WHAT NEEDS TO BE DONE >> When a line below contains the word "accent", copy that line.

DATA SUPPLIED >>

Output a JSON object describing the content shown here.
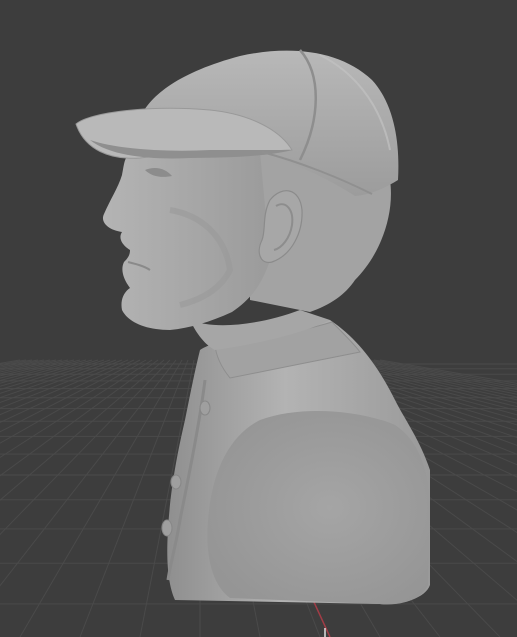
{
  "viewport": {
    "background": "#3d3d3d",
    "grid_color": "#4a4a4a",
    "x_axis_color": "#a13c46",
    "model": {
      "name": "bust-with-baseball-cap",
      "material_color": "#a9a9a9"
    }
  }
}
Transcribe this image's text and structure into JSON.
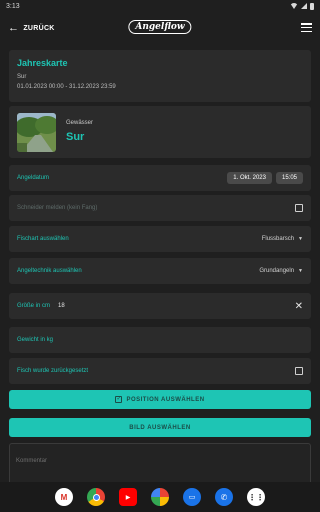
{
  "status_bar": {
    "time": "3:13"
  },
  "app_bar": {
    "back_label": "ZURÜCK",
    "logo_text": "Angelflow"
  },
  "ticket": {
    "title": "Jahreskarte",
    "subtitle": "Sur",
    "date_range": "01.01.2023 00:00 - 31.12.2023 23:59"
  },
  "water": {
    "label": "Gewässer",
    "name": "Sur"
  },
  "fields": {
    "date_label": "Angeldatum",
    "date_value": "1. Okt. 2023",
    "time_value": "15:05",
    "schneider_label": "Schneider melden (kein Fang)",
    "fish_label": "Fischart auswählen",
    "fish_value": "Flussbarsch",
    "technique_label": "Angeltechnik auswählen",
    "technique_value": "Grundangeln",
    "size_label": "Größe in cm",
    "size_value": "18",
    "weight_label": "Gewicht in kg",
    "released_label": "Fisch wurde zurückgesetzt"
  },
  "buttons": {
    "position_label": "POSITION AUSWÄHLEN",
    "image_label": "BILD AUSWÄHLEN"
  },
  "comment": {
    "placeholder": "Kommentar"
  },
  "nav_apps": [
    "gmail-icon",
    "chrome-icon",
    "youtube-icon",
    "photos-icon",
    "messages-icon",
    "phone-icon",
    "apps-icon"
  ],
  "colors": {
    "accent": "#1ec5b4",
    "background": "#1f1f1f",
    "card": "#2b2b2b"
  }
}
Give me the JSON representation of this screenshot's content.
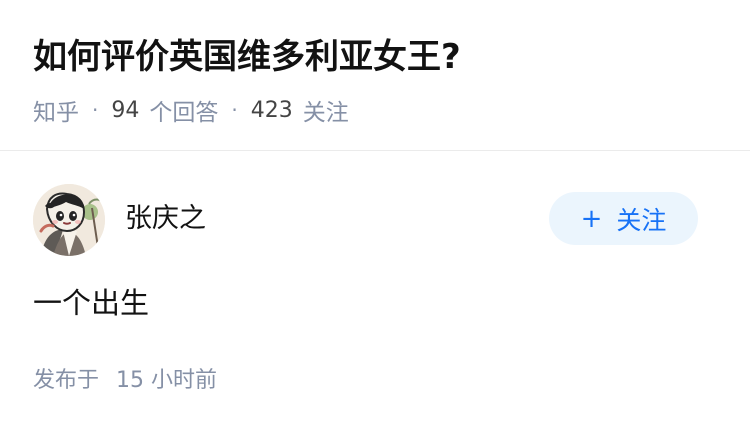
{
  "question": {
    "title": "如何评价英国维多利亚女王?",
    "source": "知乎",
    "separator": "·",
    "answer_count": "94",
    "answer_count_label": "个回答",
    "follower_count": "423",
    "follower_count_label": "关注"
  },
  "answer": {
    "author": {
      "name": "张庆之",
      "avatar_icon": "cartoon-avatar-icon"
    },
    "follow_button": {
      "icon": "plus-icon",
      "plus": "+",
      "label": "关注"
    },
    "content": "一个出生",
    "published_label": "发布于",
    "published_value": "15 小时前"
  },
  "colors": {
    "primary_text": "#121212",
    "secondary_text": "#8590a6",
    "accent": "#1772f6",
    "follow_bg": "#ebf5fd",
    "divider": "#ebebeb"
  }
}
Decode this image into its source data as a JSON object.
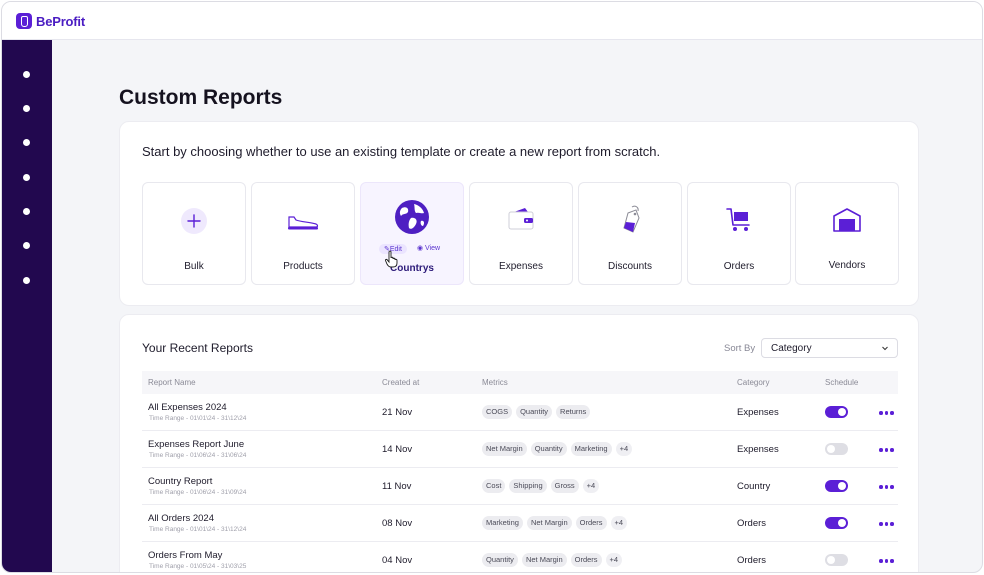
{
  "app": {
    "brand": "BeProfit"
  },
  "page": {
    "title": "Custom Reports",
    "intro": "Start by choosing whether to use an existing template or create a new report from scratch."
  },
  "templates": [
    {
      "label": "Bulk",
      "icon": "plus-icon"
    },
    {
      "label": "Products",
      "icon": "shoe-icon"
    },
    {
      "label": "Countrys",
      "icon": "globe-icon",
      "edit_label": "Edit",
      "view_label": "View"
    },
    {
      "label": "Expenses",
      "icon": "wallet-icon"
    },
    {
      "label": "Discounts",
      "icon": "price-tag-icon"
    },
    {
      "label": "Orders",
      "icon": "cart-icon"
    },
    {
      "label": "Vendors",
      "icon": "warehouse-icon"
    }
  ],
  "recent": {
    "title": "Your Recent Reports",
    "sort_label": "Sort  By",
    "sort_value": "Category",
    "columns": [
      "Report Name",
      "Created at",
      "Metrics",
      "Category",
      "Schedule"
    ],
    "rows": [
      {
        "name": "All Expenses 2024",
        "range": "Time Range - 01\\01\\24 - 31\\12\\24",
        "created": "21 Nov",
        "metrics": [
          "COGS",
          "Quantity",
          "Returns"
        ],
        "more": "",
        "category": "Expenses",
        "schedule": true
      },
      {
        "name": "Expenses Report June",
        "range": "Time Range - 01\\06\\24 - 31\\06\\24",
        "created": "14 Nov",
        "metrics": [
          "Net Margin",
          "Quantity",
          "Marketing"
        ],
        "more": "+4",
        "category": "Expenses",
        "schedule": false
      },
      {
        "name": "Country Report",
        "range": "Time Range - 01\\06\\24 - 31\\09\\24",
        "created": "11 Nov",
        "metrics": [
          "Cost",
          "Shipping",
          "Gross"
        ],
        "more": "+4",
        "category": "Country",
        "schedule": true
      },
      {
        "name": "All Orders 2024",
        "range": "Time Range - 01\\01\\24 - 31\\12\\24",
        "created": "08 Nov",
        "metrics": [
          "Marketing",
          "Net Margin",
          "Orders"
        ],
        "more": "+4",
        "category": "Orders",
        "schedule": true
      },
      {
        "name": "Orders From May",
        "range": "Time Range - 01\\05\\24 - 31\\03\\25",
        "created": "04 Nov",
        "metrics": [
          "Quantity",
          "Net Margin",
          "Orders"
        ],
        "more": "+4",
        "category": "Orders",
        "schedule": false
      }
    ]
  },
  "colors": {
    "accent": "#5b1fd6",
    "sidebar": "#22084f",
    "background": "#f4f5f8"
  }
}
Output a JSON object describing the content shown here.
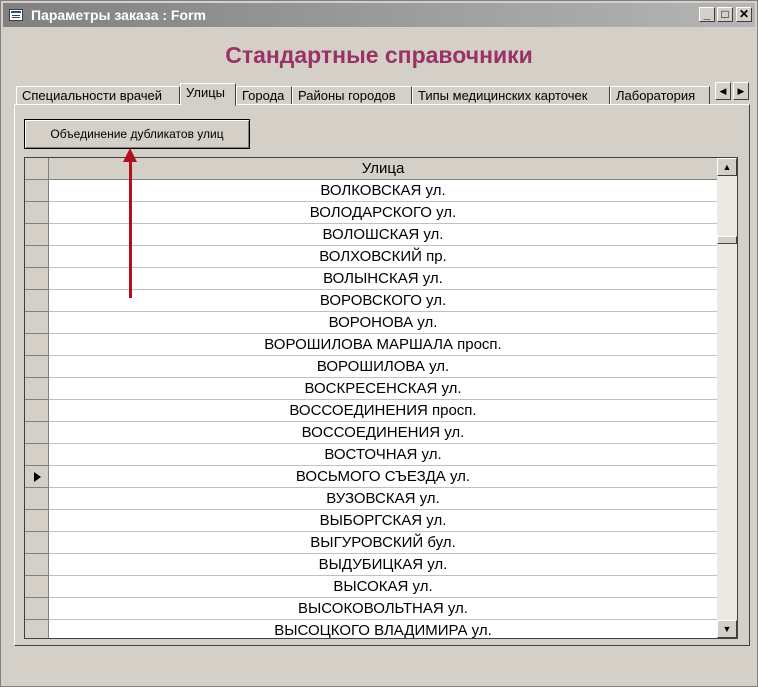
{
  "window": {
    "title": "Параметры заказа : Form",
    "minimize_glyph": "_",
    "maximize_glyph": "□",
    "close_glyph": "✕"
  },
  "heading": "Стандартные справочники",
  "tabs": [
    {
      "label": "Специальности врачей"
    },
    {
      "label": "Улицы"
    },
    {
      "label": "Города"
    },
    {
      "label": "Районы городов"
    },
    {
      "label": "Типы медицинских карточек"
    },
    {
      "label": "Лаборатория"
    }
  ],
  "active_tab": "Улицы",
  "tab_scroll": {
    "left_glyph": "◀",
    "right_glyph": "▶"
  },
  "merge_button": {
    "label": "Объединение дубликатов улиц"
  },
  "grid": {
    "column_header": "Улица",
    "current_row_index": 13,
    "rows": [
      "ВОЛКОВСКАЯ ул.",
      "ВОЛОДАРСКОГО ул.",
      "ВОЛОШСКАЯ ул.",
      "ВОЛХОВСКИЙ пр.",
      "ВОЛЫНСКАЯ ул.",
      "ВОРОВСКОГО ул.",
      "ВОРОНОВА ул.",
      "ВОРОШИЛОВА МАРШАЛА просп.",
      "ВОРОШИЛОВА ул.",
      "ВОСКРЕСЕНСКАЯ ул.",
      "ВОССОЕДИНЕНИЯ просп.",
      "ВОССОЕДИНЕНИЯ ул.",
      "ВОСТОЧНАЯ ул.",
      "ВОСЬМОГО  СЪЕЗДА ул.",
      "ВУЗОВСКАЯ ул.",
      "ВЫБОРГСКАЯ ул.",
      "ВЫГУРОВСКИЙ бул.",
      "ВЫДУБИЦКАЯ ул.",
      "ВЫСОКАЯ ул.",
      "ВЫСОКОВОЛЬТНАЯ ул.",
      "ВЫСОЦКОГО ВЛАДИМИРА ул."
    ],
    "scroll_up_glyph": "▲",
    "scroll_down_glyph": "▼"
  },
  "colors": {
    "heading": "#993366",
    "annotation_arrow": "#b01020"
  }
}
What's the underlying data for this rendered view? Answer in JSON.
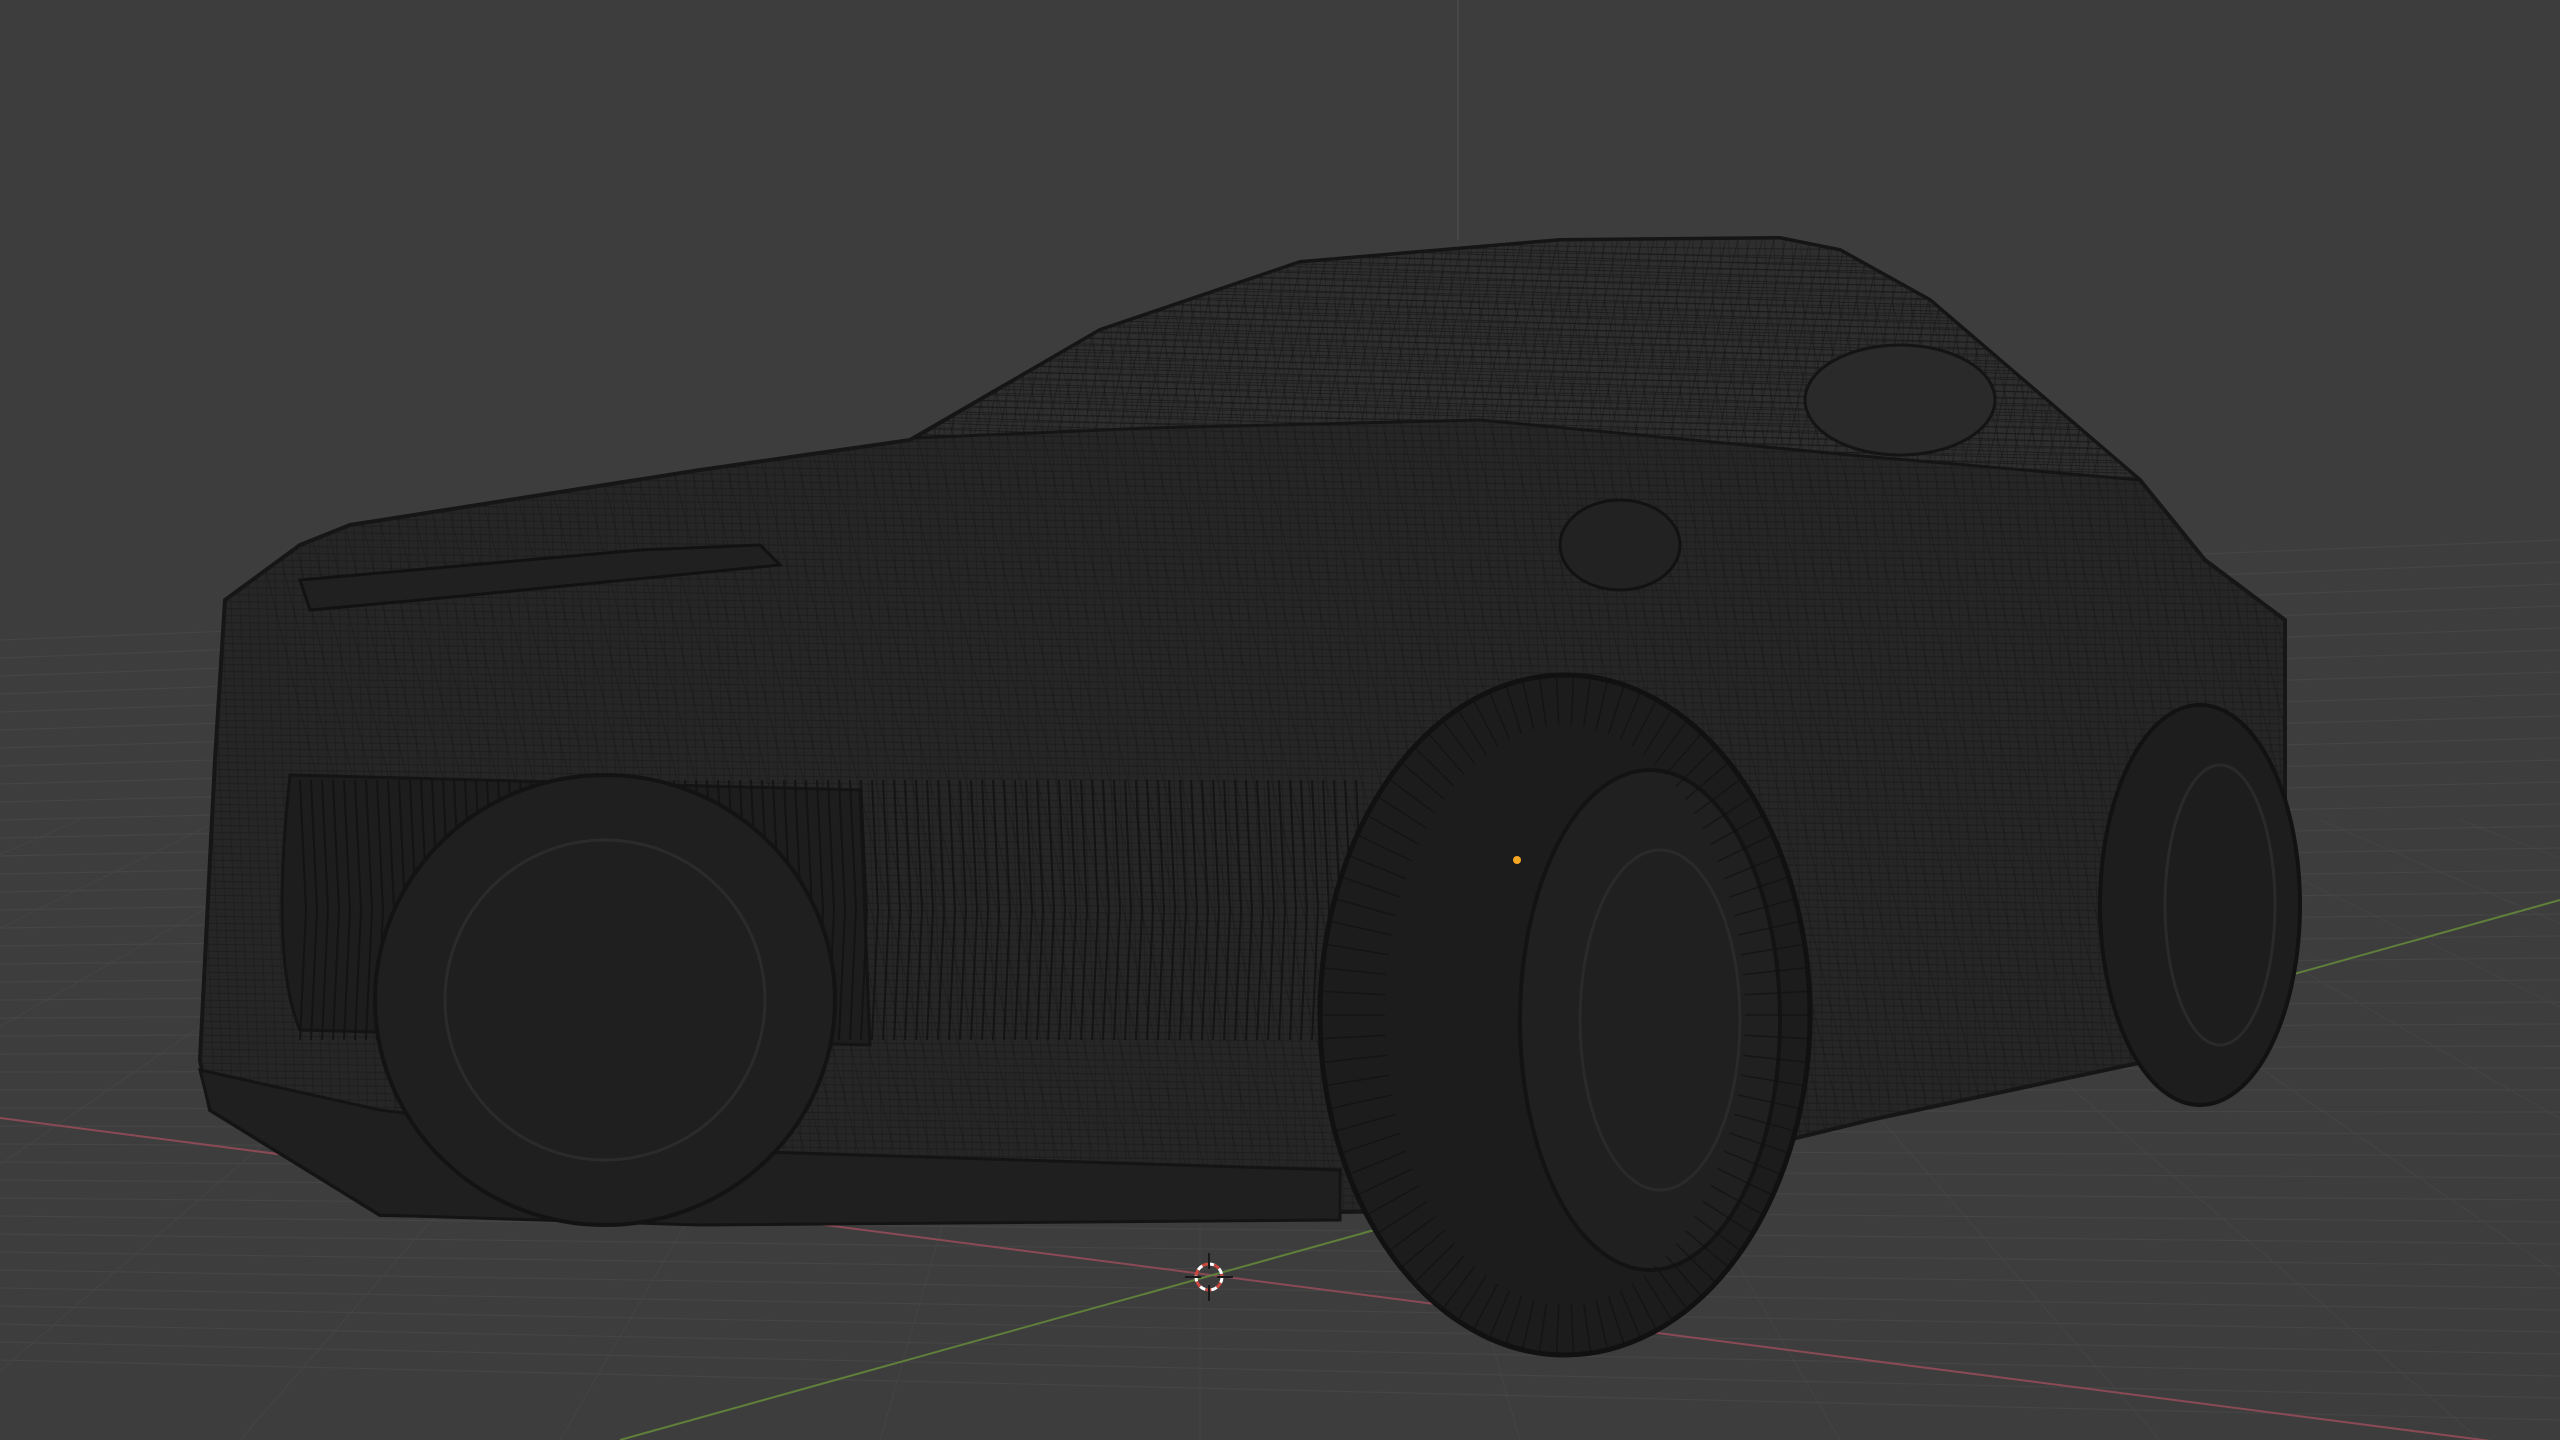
{
  "viewport": {
    "shading": "wireframe",
    "background_color": "#3d3d3d",
    "grid_color": "#474747",
    "x_axis_color": "#8a4a55",
    "y_axis_color": "#5f7f3a",
    "wire_color": "#1a1a1a",
    "origin_dot_color": "#f5a623",
    "cursor_colors": [
      "#c8483e",
      "#ffffff"
    ]
  },
  "object": {
    "name_icon": "car-mesh-icon"
  }
}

THE ANSWER >>
    "accent": "#1ec5b4",
    "accent": "#1772f6",
    "accent": "#5b1fd6",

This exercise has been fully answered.